_Problem to work on_
Your answer should be an exact copy of the data.

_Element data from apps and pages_
▬▬▬▬▬▬
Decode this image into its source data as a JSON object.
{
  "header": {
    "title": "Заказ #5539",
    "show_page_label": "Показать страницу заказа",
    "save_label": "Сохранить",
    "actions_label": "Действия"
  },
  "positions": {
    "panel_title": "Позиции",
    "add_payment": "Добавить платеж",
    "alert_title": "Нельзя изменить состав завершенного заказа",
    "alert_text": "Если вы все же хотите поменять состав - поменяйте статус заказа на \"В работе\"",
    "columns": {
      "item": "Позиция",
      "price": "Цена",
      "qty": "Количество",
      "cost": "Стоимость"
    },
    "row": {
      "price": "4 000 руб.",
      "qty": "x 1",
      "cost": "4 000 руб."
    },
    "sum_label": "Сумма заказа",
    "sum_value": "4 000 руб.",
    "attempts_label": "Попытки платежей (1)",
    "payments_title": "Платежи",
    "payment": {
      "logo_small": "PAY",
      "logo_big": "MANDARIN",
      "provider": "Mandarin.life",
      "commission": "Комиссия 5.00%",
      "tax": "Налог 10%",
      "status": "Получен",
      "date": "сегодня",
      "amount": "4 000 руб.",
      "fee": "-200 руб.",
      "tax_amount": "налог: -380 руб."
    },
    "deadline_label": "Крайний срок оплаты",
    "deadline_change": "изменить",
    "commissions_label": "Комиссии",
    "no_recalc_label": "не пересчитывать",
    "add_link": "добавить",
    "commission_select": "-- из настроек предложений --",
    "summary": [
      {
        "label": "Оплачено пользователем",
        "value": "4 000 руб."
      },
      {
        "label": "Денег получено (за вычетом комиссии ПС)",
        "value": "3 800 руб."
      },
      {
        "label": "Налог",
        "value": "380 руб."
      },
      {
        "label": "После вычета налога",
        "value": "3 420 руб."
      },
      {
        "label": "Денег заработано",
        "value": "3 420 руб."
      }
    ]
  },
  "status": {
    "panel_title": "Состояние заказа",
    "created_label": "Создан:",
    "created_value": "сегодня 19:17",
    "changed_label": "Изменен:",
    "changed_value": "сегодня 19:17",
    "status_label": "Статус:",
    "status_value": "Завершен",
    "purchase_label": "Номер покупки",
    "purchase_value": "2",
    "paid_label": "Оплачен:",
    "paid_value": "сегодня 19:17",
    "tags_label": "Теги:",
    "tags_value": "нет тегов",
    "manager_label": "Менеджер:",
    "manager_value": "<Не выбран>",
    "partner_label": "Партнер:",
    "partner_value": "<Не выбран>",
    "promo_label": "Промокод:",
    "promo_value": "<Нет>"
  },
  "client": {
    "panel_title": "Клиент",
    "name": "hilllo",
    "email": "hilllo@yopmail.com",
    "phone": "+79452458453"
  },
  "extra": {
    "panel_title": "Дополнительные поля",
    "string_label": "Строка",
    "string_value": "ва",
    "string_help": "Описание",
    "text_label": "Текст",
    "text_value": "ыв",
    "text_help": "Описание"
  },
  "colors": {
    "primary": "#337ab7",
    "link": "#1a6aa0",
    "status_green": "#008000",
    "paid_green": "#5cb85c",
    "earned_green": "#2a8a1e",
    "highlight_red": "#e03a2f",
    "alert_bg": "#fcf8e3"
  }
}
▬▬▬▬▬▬
_Your solution_
Decode this image into its source data as a JSON object.
{
  "header": {
    "title": "Заказ #5539",
    "show_page_label": "Показать страницу заказа",
    "save_label": "Сохранить",
    "actions_label": "Действия"
  },
  "positions": {
    "panel_title": "Позиции",
    "add_payment": "Добавить платеж",
    "alert_title": "Нельзя изменить состав завершенного заказа",
    "alert_text": "Если вы все же хотите поменять состав - поменяйте статус заказа на \"В работе\"",
    "columns": {
      "item": "Позиция",
      "price": "Цена",
      "qty": "Количество",
      "cost": "Стоимость"
    },
    "row": {
      "price": "4 000 руб.",
      "qty": "x 1",
      "cost": "4 000 руб."
    },
    "sum_label": "Сумма заказа",
    "sum_value": "4 000 руб.",
    "attempts_label": "Попытки платежей (1)",
    "payments_title": "Платежи",
    "payment": {
      "logo_small": "PAY",
      "logo_big": "MANDARIN",
      "provider": "Mandarin.life",
      "commission": "Комиссия 5.00%",
      "tax": "Налог 10%",
      "status": "Получен",
      "date": "сегодня",
      "amount": "4 000 руб.",
      "fee": "-200 руб.",
      "tax_amount": "налог: -380 руб."
    },
    "deadline_label": "Крайний срок оплаты",
    "deadline_change": "изменить",
    "commissions_label": "Комиссии",
    "no_recalc_label": "не пересчитывать",
    "add_link": "добавить",
    "commission_select": "-- из настроек предложений --",
    "summary": [
      {
        "label": "Оплачено пользователем",
        "value": "4 000 руб."
      },
      {
        "label": "Денег получено (за вычетом комиссии ПС)",
        "value": "3 800 руб."
      },
      {
        "label": "Налог",
        "value": "380 руб."
      },
      {
        "label": "После вычета налога",
        "value": "3 420 руб."
      },
      {
        "label": "Денег заработано",
        "value": "3 420 руб."
      }
    ]
  },
  "status": {
    "panel_title": "Состояние заказа",
    "created_label": "Создан:",
    "created_value": "сегодня 19:17",
    "changed_label": "Изменен:",
    "changed_value": "сегодня 19:17",
    "status_label": "Статус:",
    "status_value": "Завершен",
    "purchase_label": "Номер покупки",
    "purchase_value": "2",
    "paid_label": "Оплачен:",
    "paid_value": "сегодня 19:17",
    "tags_label": "Теги:",
    "tags_value": "нет тегов",
    "manager_label": "Менеджер:",
    "manager_value": "<Не выбран>",
    "partner_label": "Партнер:",
    "partner_value": "<Не выбран>",
    "promo_label": "Промокод:",
    "promo_value": "<Нет>"
  },
  "client": {
    "panel_title": "Клиент",
    "name": "hilllo",
    "email": "hilllo@yopmail.com",
    "phone": "+79452458453"
  },
  "extra": {
    "panel_title": "Дополнительные поля",
    "string_label": "Строка",
    "string_value": "ва",
    "string_help": "Описание",
    "text_label": "Текст",
    "text_value": "ыв",
    "text_help": "Описание"
  },
  "colors": {
    "primary": "#337ab7",
    "link": "#1a6aa0",
    "status_green": "#008000",
    "paid_green": "#5cb85c",
    "earned_green": "#2a8a1e",
    "highlight_red": "#e03a2f",
    "alert_bg": "#fcf8e3"
  }
}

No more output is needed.